[Task to complete]
Your job is to copy the lines from the material that include "data".

[Task input]
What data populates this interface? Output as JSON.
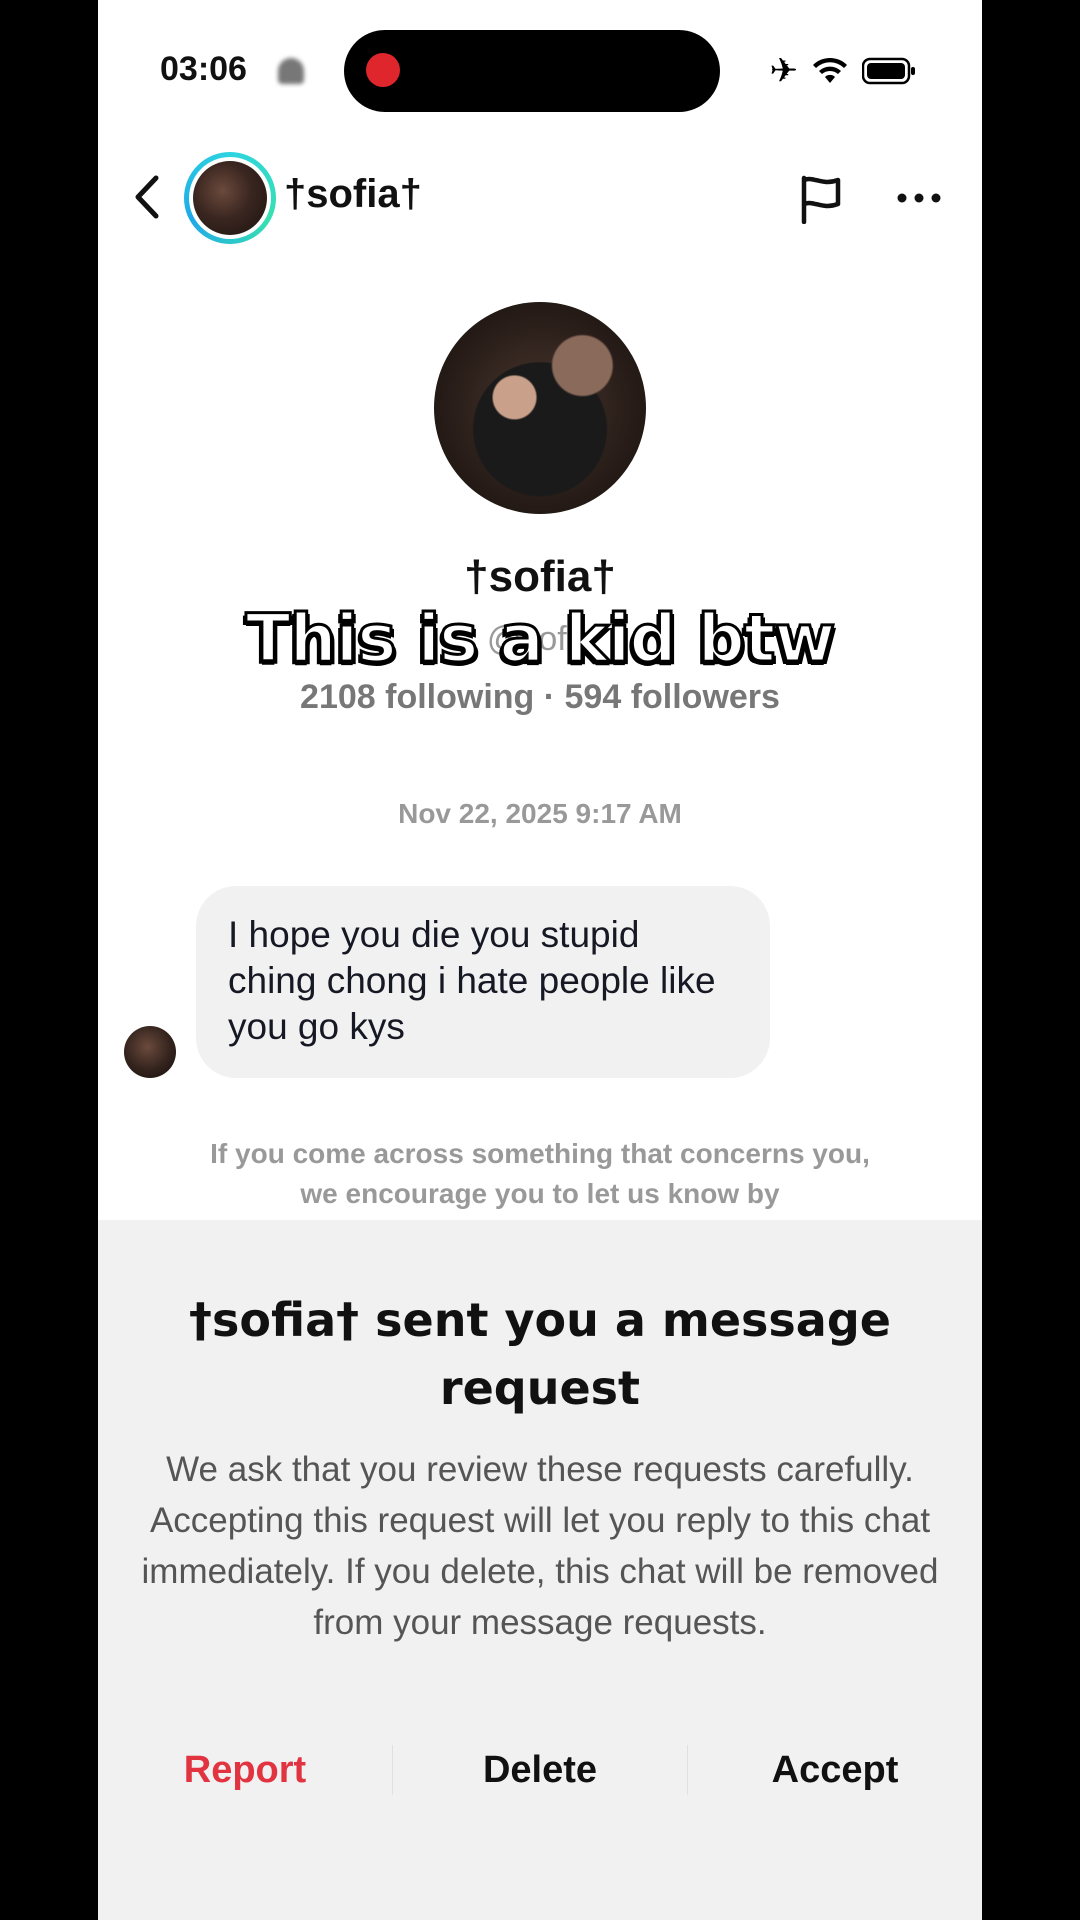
{
  "status_bar": {
    "time": "03:06"
  },
  "header": {
    "name": "†sofia†",
    "icons": {
      "back": "chevron-left-icon",
      "report": "flag-icon",
      "more": "more-horizontal-icon"
    }
  },
  "profile": {
    "name": "†sofia†",
    "handle": "@sofia",
    "stats": "2108 following · 594 followers"
  },
  "overlay": {
    "caption": "This is a kid btw"
  },
  "conversation": {
    "timestamp": "Nov 22, 2025 9:17 AM",
    "messages": [
      {
        "text": "I hope you die you stupid ching chong i hate people like you go kys"
      }
    ],
    "safety_note": "If you come across something that concerns you, we encourage you to let us know by"
  },
  "sheet": {
    "title": "†sofia† sent you a message request",
    "body": "We ask that you review these requests carefully. Accepting this request will let you reply to this chat immediately. If you delete, this chat will be removed from your message requests.",
    "actions": {
      "report": "Report",
      "delete": "Delete",
      "accept": "Accept"
    }
  },
  "colors": {
    "report_red": "#e23341",
    "record_dot": "#e0262d",
    "ring_accent": "#2dd4e0"
  }
}
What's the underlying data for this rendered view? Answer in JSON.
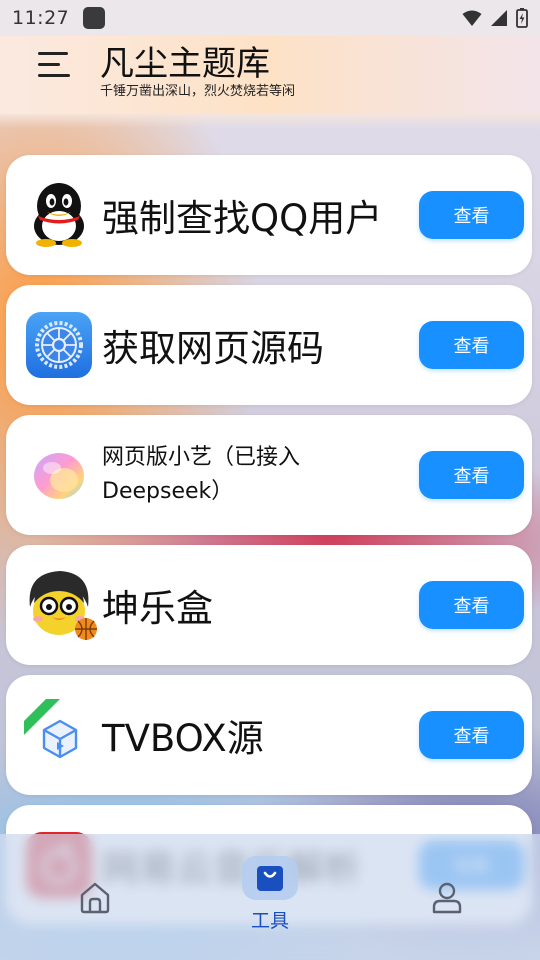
{
  "status_bar": {
    "time": "11:27"
  },
  "header": {
    "title": "凡尘主题库",
    "subtitle": "千锤万凿出深山，烈火焚烧若等闲"
  },
  "cards": [
    {
      "title": "强制查找QQ用户",
      "icon": "qq-penguin-icon",
      "button": "查看"
    },
    {
      "title": "获取网页源码",
      "icon": "settings-gear-icon",
      "button": "查看"
    },
    {
      "title": "网页版小艺（已接入Deepseek）",
      "icon": "xiaoyi-orb-icon",
      "button": "查看"
    },
    {
      "title": "坤乐盒",
      "icon": "cartoon-avatar-icon",
      "button": "查看"
    },
    {
      "title": "TVBOX源",
      "icon": "tvbox-cube-icon",
      "button": "查看"
    },
    {
      "title": "网易云音乐解析",
      "icon": "netease-music-icon",
      "button": "查看"
    }
  ],
  "bottom_nav": {
    "items": [
      {
        "label": "",
        "icon": "home-icon"
      },
      {
        "label": "工具",
        "icon": "tools-bag-icon",
        "active": true
      },
      {
        "label": "",
        "icon": "profile-icon"
      }
    ]
  },
  "colors": {
    "accent": "#1890ff",
    "nav_active": "#1a4fbf",
    "card_bg": "#ffffff"
  }
}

[Task output]
What data populates this interface? Output as JSON.
What's the underlying data for this rendered view? Answer in JSON.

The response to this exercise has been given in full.